» **What to do**
Look through the lines below, find those with the word "JSON", and copy them.

Dataset rows for apps and sites:
#####

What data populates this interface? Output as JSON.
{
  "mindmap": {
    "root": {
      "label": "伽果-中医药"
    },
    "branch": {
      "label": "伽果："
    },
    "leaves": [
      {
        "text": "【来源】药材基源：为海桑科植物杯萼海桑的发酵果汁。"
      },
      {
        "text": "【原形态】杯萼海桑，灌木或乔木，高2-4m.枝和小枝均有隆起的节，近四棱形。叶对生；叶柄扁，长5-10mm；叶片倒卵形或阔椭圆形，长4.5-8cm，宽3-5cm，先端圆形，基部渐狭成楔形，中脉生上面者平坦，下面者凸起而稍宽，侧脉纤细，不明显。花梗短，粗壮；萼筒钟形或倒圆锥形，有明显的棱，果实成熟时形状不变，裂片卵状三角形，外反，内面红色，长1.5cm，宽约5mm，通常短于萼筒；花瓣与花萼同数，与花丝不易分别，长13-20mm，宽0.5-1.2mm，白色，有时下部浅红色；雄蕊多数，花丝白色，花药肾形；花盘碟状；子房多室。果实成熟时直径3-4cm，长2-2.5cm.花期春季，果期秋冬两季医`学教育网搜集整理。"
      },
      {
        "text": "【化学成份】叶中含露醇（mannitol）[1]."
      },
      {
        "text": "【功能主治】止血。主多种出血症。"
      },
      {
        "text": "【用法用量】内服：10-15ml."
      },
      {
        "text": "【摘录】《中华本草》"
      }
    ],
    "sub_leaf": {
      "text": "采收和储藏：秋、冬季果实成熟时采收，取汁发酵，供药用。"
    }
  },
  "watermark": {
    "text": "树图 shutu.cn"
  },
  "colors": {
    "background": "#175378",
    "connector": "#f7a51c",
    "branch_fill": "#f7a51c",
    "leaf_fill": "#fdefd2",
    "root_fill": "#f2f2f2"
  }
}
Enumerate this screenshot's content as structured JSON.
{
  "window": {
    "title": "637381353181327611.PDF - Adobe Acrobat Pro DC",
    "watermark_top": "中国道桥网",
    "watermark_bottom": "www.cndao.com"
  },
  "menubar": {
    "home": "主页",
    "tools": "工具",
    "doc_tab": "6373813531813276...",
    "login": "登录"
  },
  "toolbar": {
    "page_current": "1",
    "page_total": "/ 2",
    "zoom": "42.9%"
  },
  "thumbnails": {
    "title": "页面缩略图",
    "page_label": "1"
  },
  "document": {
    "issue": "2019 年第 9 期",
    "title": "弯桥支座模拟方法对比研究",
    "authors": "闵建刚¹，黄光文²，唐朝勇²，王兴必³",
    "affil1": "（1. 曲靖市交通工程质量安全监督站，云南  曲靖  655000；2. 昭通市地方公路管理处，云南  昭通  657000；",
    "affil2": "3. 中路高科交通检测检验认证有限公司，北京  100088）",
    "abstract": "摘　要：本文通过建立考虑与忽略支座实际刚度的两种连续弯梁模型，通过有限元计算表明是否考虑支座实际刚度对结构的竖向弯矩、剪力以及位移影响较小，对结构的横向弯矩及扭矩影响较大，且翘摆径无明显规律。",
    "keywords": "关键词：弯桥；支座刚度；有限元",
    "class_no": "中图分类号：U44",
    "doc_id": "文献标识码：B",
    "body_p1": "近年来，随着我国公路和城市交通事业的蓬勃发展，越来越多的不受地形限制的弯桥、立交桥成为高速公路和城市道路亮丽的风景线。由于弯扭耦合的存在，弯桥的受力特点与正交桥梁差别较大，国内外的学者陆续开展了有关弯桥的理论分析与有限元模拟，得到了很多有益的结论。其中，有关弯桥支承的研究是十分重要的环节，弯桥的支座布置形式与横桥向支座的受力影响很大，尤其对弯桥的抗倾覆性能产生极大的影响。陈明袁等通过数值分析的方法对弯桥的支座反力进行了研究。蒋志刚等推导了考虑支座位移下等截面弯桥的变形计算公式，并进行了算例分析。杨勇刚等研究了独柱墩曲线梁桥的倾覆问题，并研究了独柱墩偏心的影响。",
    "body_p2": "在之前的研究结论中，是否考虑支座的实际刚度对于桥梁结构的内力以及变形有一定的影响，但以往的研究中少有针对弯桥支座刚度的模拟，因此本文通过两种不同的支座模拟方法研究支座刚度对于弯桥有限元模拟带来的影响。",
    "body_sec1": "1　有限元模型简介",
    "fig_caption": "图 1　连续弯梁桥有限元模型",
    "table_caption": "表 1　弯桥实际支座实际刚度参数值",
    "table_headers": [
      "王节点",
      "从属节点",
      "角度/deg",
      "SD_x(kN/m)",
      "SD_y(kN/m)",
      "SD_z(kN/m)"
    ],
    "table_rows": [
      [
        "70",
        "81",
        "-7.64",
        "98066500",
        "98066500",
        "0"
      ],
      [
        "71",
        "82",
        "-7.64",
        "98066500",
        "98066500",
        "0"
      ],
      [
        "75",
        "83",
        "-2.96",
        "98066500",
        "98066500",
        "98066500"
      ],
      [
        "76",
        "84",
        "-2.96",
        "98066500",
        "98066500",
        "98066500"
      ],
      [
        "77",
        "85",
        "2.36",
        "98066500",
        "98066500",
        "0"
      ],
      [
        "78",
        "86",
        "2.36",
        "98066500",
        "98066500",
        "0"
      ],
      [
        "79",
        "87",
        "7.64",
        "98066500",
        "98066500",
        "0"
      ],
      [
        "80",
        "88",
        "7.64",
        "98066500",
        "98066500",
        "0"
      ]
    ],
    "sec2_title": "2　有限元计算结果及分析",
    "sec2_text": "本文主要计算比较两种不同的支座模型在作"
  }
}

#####

» **Solution to the exercise**
What data populates this interface? Output as JSON.
Enumerate this screenshot's content as structured JSON.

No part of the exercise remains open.